If you don’t have a Will, you are leaving it to the law to decide how your estate is passed on. This means you have no control over your money, your house, your pension, or indeed any possessions after you have gone. You also don’t have a say in your funeral arrangements and are putting a huge amount of pressure on loved ones.

McDougall McQueen is often called upon to advise on cases where someone dies unexpectedly and there is unfortunately no Will in place.

John is a fit and healthy 38 year old man who enjoys the finer things in life. As a surveyor he earns a nice salary and lives a comfortable life with his girlfriend in his duplex apartment in Leith. John bought the property 5 years ago when he was single and although his girlfriend now lives with him, they do not share the mortgage or have a cohabitation agreement. Relatively young and with no kids, John’s only plans for the future are about where they should eat out on Saturday night and where their next city break is going to be. On the outside, he appears to be living the good life, but for various reasons John suffers from major mental health issues.

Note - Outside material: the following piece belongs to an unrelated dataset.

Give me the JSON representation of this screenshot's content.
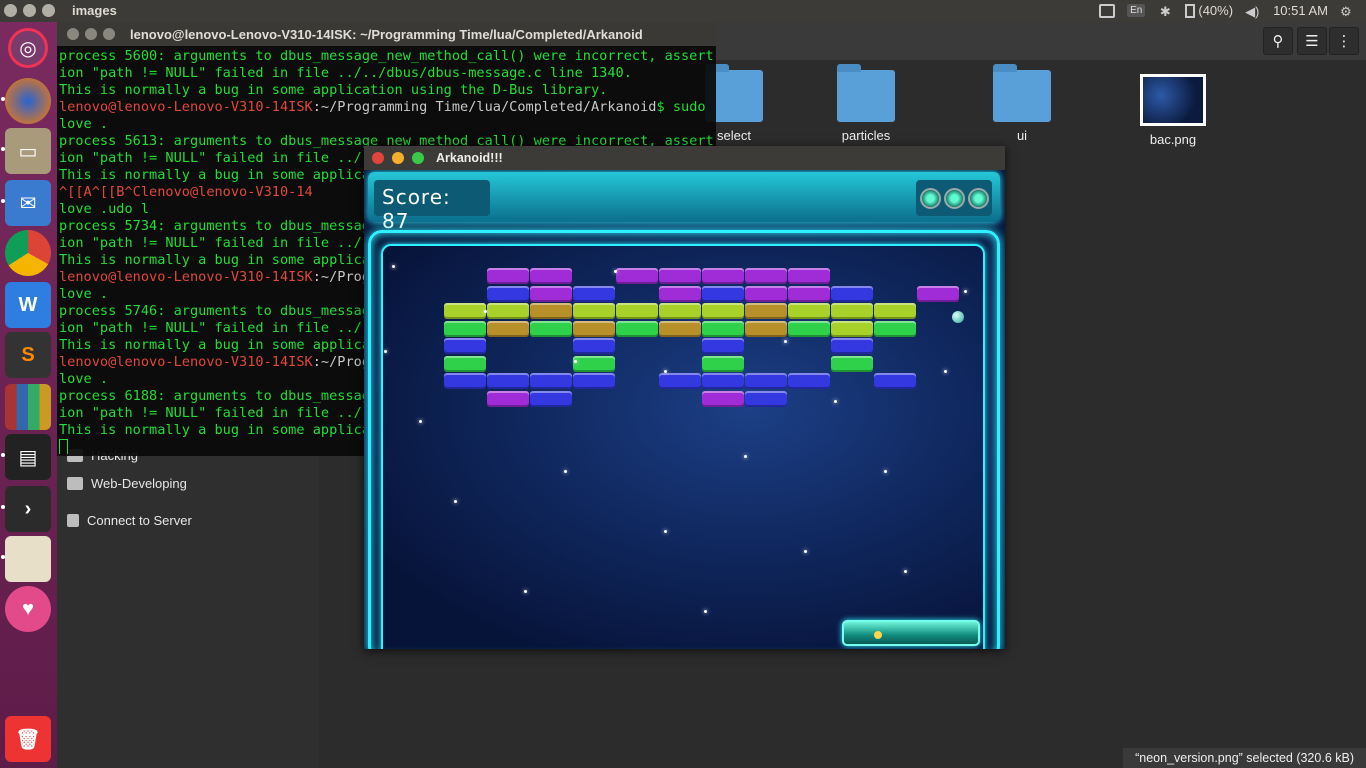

Tragically John commits suicide. He has not yet introduced his parents to his girlfriend and when this tragedy occurs it is understandably a very stressful and emotional time for the family, made even more so by the fact that the two parties have not met, and both feel they know what is best for him. There is no Will to say what should happen with the funeral plans and therefore the family decide to have a religious and intimate ceremony in tradition with their family. The girlfriend however knows that John was not religious and had not been in a church since he was 12 years old and would not have wanted a religious funeral. She therefore arranges a separate farewell gathering for friends and colleagues. When it comes to the property, the girlfriend is effectively thrown out of the flat she has been living in for the past year as the family put the property on the market and start to divide up John’s assets.

Unfortunately nobody knows what tomorrow can bring and without a Will you are placing extra pressure on our family at what is already a very emotive and stressful time. The girlfriend could have made a cohabitation claim through the courts, however there is no guarantee that this would be successful. It is also worth noting that such a claim must be made within 6 months of death, which could easily be missed in such circumstances. Cohabitees have no absolute or defined rights under intestate laws of succession, and any award made by a court is completely discretionary, so even if a cohabitee lodges a claim with the court within the 6 months timeframe, there is no guarantee on what (if anything) the court will award them.

McDougall McQueen are currently discounting the prices of Wills and Powers of Attorney and offering free standard Wills to our NHS frontline staff. Please get in touch to ensure your affairs are in order.